Records drawn from a dataset
※

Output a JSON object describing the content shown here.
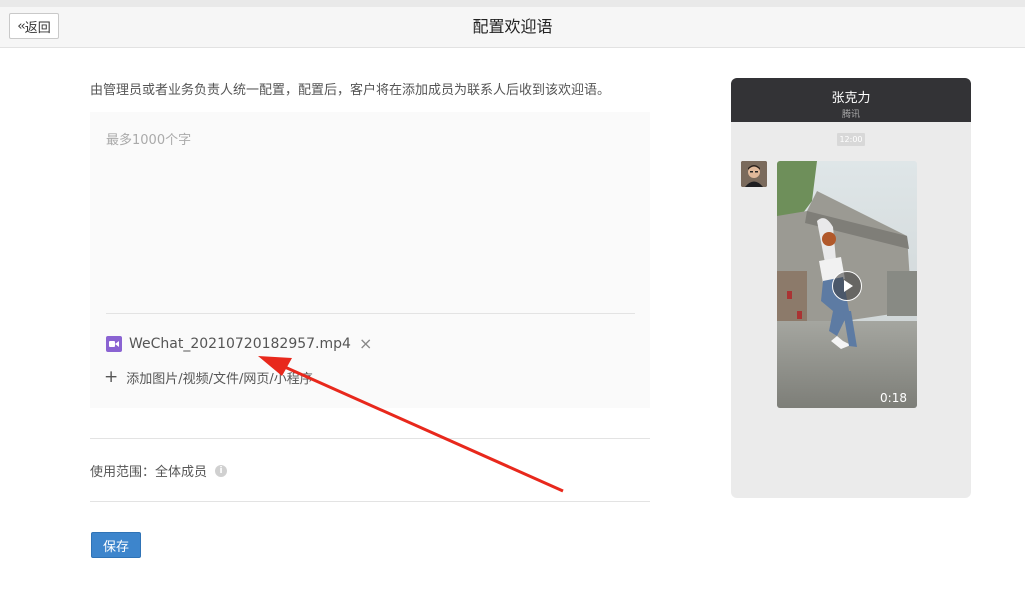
{
  "header": {
    "back_label": "返回",
    "title": "配置欢迎语"
  },
  "description": "由管理员或者业务负责人统一配置，配置后，客户将在添加成员为联系人后收到该欢迎语。",
  "editor": {
    "placeholder": "最多1000个字",
    "attachment": {
      "icon": "video-file-icon",
      "filename": "WeChat_20210720182957.mp4"
    },
    "add_label": "添加图片/视频/文件/网页/小程序"
  },
  "scope": {
    "label": "使用范围：",
    "value": "全体成员"
  },
  "save_label": "保存",
  "preview": {
    "contact_name": "张克力",
    "company": "腾讯",
    "time": "12:00",
    "video_duration": "0:18"
  },
  "colors": {
    "accent": "#3d85cc",
    "annotation_arrow": "#e8281c",
    "phone_header": "#333336"
  }
}
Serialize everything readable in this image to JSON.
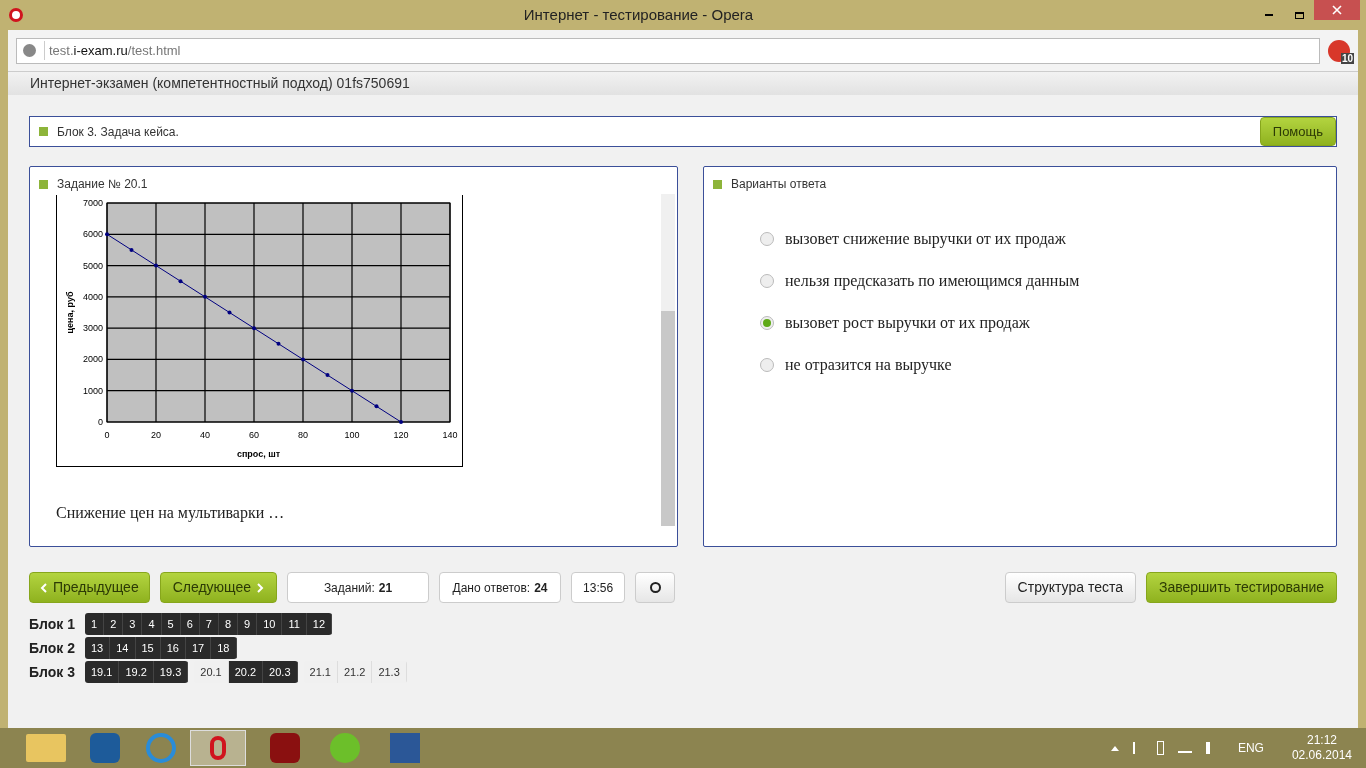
{
  "window": {
    "title": "Интернет - тестирование - Opera"
  },
  "address_bar": {
    "url_prefix": "test.",
    "url_domain": "i-exam.ru",
    "url_path": "/test.html",
    "badge": "10"
  },
  "page_header": "Интернет-экзамен (компетентностный подход) 01fs750691",
  "block_panel": {
    "title": "Блок 3. Задача кейса.",
    "help_button": "Помощь"
  },
  "task_panel": {
    "title": "Задание № 20.1",
    "question": "Снижение цен на мультиварки …",
    "chart_data": {
      "type": "line",
      "grid": true,
      "xlabel": "спрос, шт",
      "ylabel": "цена, руб",
      "xlim": [
        0,
        140
      ],
      "ylim": [
        0,
        7000
      ],
      "xticks": [
        0,
        20,
        40,
        60,
        80,
        100,
        120,
        140
      ],
      "yticks": [
        0,
        1000,
        2000,
        3000,
        4000,
        5000,
        6000,
        7000
      ],
      "series": [
        {
          "color": "#000080",
          "x": [
            0,
            10,
            20,
            30,
            40,
            50,
            60,
            70,
            80,
            90,
            100,
            110,
            120
          ],
          "values": [
            6000,
            5500,
            5000,
            4500,
            4000,
            3500,
            3000,
            2500,
            2000,
            1500,
            1000,
            500,
            0
          ]
        }
      ]
    }
  },
  "answers_panel": {
    "title": "Варианты ответа",
    "options": [
      {
        "label": "вызовет снижение выручки от их продаж",
        "selected": false
      },
      {
        "label": "нельзя предсказать по имеющимся данным",
        "selected": false
      },
      {
        "label": "вызовет рост выручки от их продаж",
        "selected": true
      },
      {
        "label": "не отразится на выручке",
        "selected": false
      }
    ]
  },
  "nav": {
    "prev": "Предыдущее",
    "next": "Следующее",
    "tasks_label": "Заданий:",
    "tasks_value": "21",
    "answered_label": "Дано ответов:",
    "answered_value": "24",
    "timer": "13:56",
    "structure": "Структура теста",
    "finish": "Завершить тестирование"
  },
  "blocks": [
    {
      "label": "Блок 1",
      "groups": [
        [
          {
            "n": "1",
            "answered": true
          },
          {
            "n": "2",
            "answered": true
          },
          {
            "n": "3",
            "answered": true
          },
          {
            "n": "4",
            "answered": true
          },
          {
            "n": "5",
            "answered": true
          },
          {
            "n": "6",
            "answered": true
          },
          {
            "n": "7",
            "answered": true
          },
          {
            "n": "8",
            "answered": true
          },
          {
            "n": "9",
            "answered": true
          },
          {
            "n": "10",
            "answered": true
          },
          {
            "n": "11",
            "answered": true
          },
          {
            "n": "12",
            "answered": true
          }
        ]
      ]
    },
    {
      "label": "Блок 2",
      "groups": [
        [
          {
            "n": "13",
            "answered": true
          },
          {
            "n": "14",
            "answered": true
          },
          {
            "n": "15",
            "answered": true
          },
          {
            "n": "16",
            "answered": true
          },
          {
            "n": "17",
            "answered": true
          },
          {
            "n": "18",
            "answered": true
          }
        ]
      ]
    },
    {
      "label": "Блок 3",
      "groups": [
        [
          {
            "n": "19.1",
            "answered": true
          },
          {
            "n": "19.2",
            "answered": true
          },
          {
            "n": "19.3",
            "answered": true
          }
        ],
        [
          {
            "n": "20.1",
            "answered": false
          },
          {
            "n": "20.2",
            "answered": true
          },
          {
            "n": "20.3",
            "answered": true
          }
        ],
        [
          {
            "n": "21.1",
            "answered": false
          },
          {
            "n": "21.2",
            "answered": false
          },
          {
            "n": "21.3",
            "answered": false
          }
        ]
      ]
    }
  ],
  "taskbar": {
    "language": "ENG",
    "time": "21:12",
    "date": "02.06.2014"
  }
}
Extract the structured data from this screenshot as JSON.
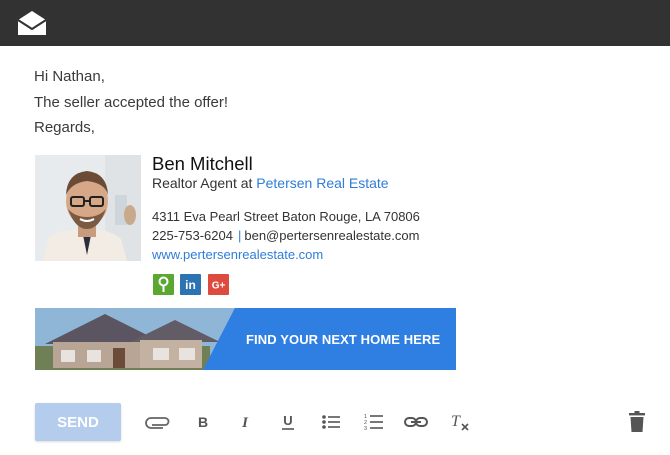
{
  "header": {
    "icon": "open-envelope-icon"
  },
  "message": {
    "greeting": "Hi Nathan,",
    "body": "The seller accepted the offer!",
    "closing": "Regards,"
  },
  "signature": {
    "name": "Ben Mitchell",
    "role_prefix": "Realtor Agent at ",
    "company": "Petersen Real Estate",
    "address": "4311 Eva Pearl Street Baton Rouge, LA 70806",
    "phone": "225-753-6204",
    "separator": "|",
    "email": "ben@pertersenrealestate.com",
    "website": "www.pertersenrealestate.com",
    "social": [
      {
        "icon": "map-pin-icon",
        "color": "#5aa832"
      },
      {
        "icon": "linkedin-icon",
        "label": "in",
        "color": "#2b74b1"
      },
      {
        "icon": "google-plus-icon",
        "label": "G+",
        "color": "#dd4b3e"
      }
    ],
    "banner_text": "FIND YOUR NEXT HOME HERE"
  },
  "toolbar": {
    "send_label": "SEND",
    "tools": [
      "attach-icon",
      "bold-icon",
      "italic-icon",
      "underline-icon",
      "bulleted-list-icon",
      "numbered-list-icon",
      "link-icon",
      "clear-formatting-icon",
      "trash-icon"
    ]
  },
  "colors": {
    "topbar": "#323232",
    "link": "#2f7dd7",
    "banner": "#2f7fe2",
    "send_disabled": "#b5cdec"
  }
}
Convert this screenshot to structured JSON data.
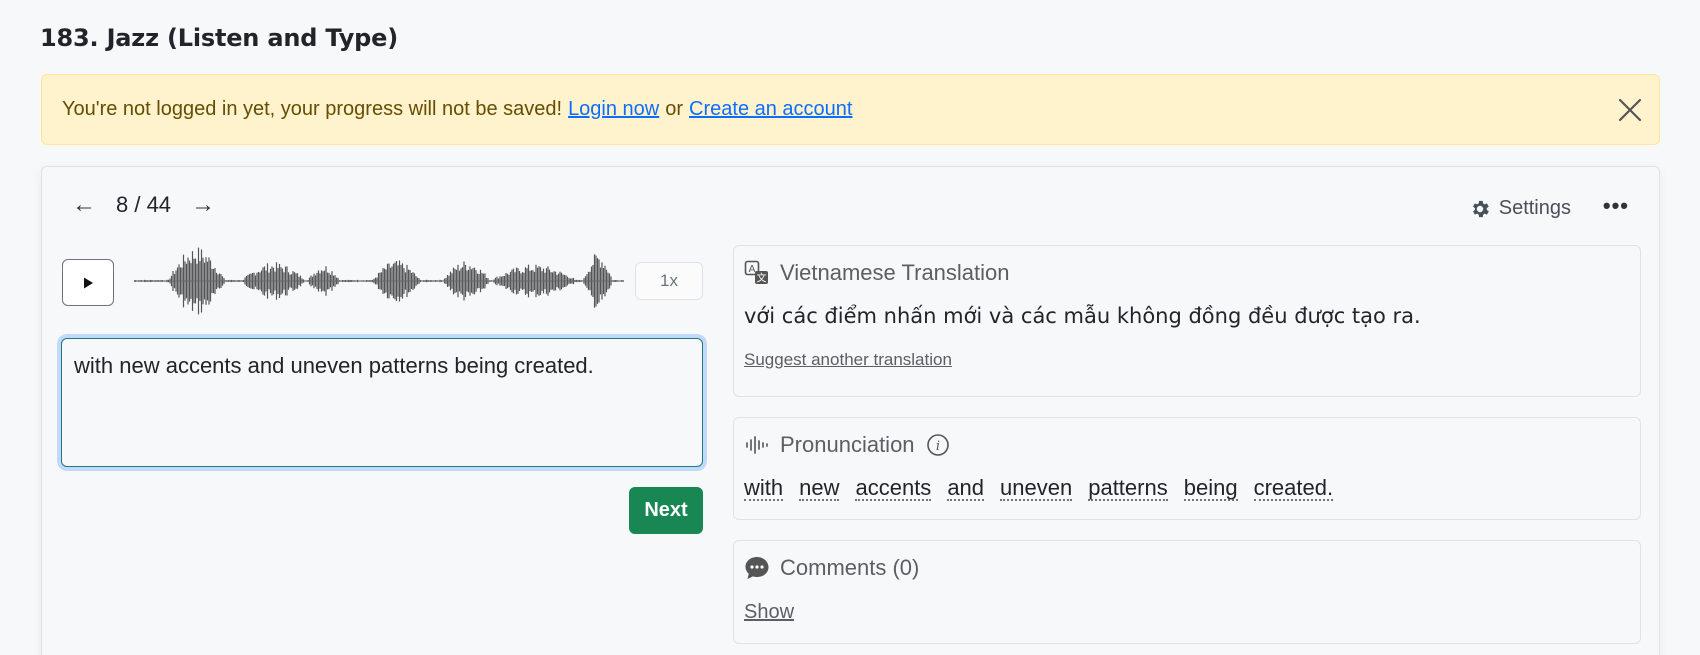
{
  "page": {
    "title": "183. Jazz (Listen and Type)"
  },
  "alert": {
    "message": "You're not logged in yet, your progress will not be saved!",
    "login_link": "Login now",
    "separator": "or",
    "create_link": "Create an account",
    "close_icon": "close-icon"
  },
  "nav": {
    "prev_icon": "arrow-left-icon",
    "counter": "8 / 44",
    "next_icon": "arrow-right-icon",
    "settings_label": "Settings",
    "settings_icon": "gear-icon",
    "more_icon": "more-horizontal-icon"
  },
  "player": {
    "play_icon": "play-icon",
    "speed": "1x"
  },
  "answer": {
    "value": "with new accents and uneven patterns being created."
  },
  "next_button": "Next",
  "translation": {
    "title": "Vietnamese Translation",
    "text": "với các điểm nhấn mới và các mẫu không đồng đều được tạo ra.",
    "suggest": "Suggest another translation"
  },
  "pronunciation": {
    "title": "Pronunciation",
    "words": [
      "with",
      "new",
      "accents",
      "and",
      "uneven",
      "patterns",
      "being",
      "created."
    ]
  },
  "comments": {
    "title": "Comments (0)",
    "show": "Show"
  },
  "colors": {
    "accent_green": "#198754",
    "alert_bg": "#fff3cd",
    "link_blue": "#0d6efd"
  }
}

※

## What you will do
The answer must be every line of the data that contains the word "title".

## Task output
    "title": "配置欢迎语"
    "title": "Интернет - тестирование - Opera"
    "title": "Блок 3. Задача кейса.",
    "title": "Задание № 20.1",
    "title": "Варианты ответа",
    "title": "183. Jazz (Listen and Type)"
    "title": "Vietnamese Translation",
    "title": "Pronunciation",
    "title": "Comments (0)",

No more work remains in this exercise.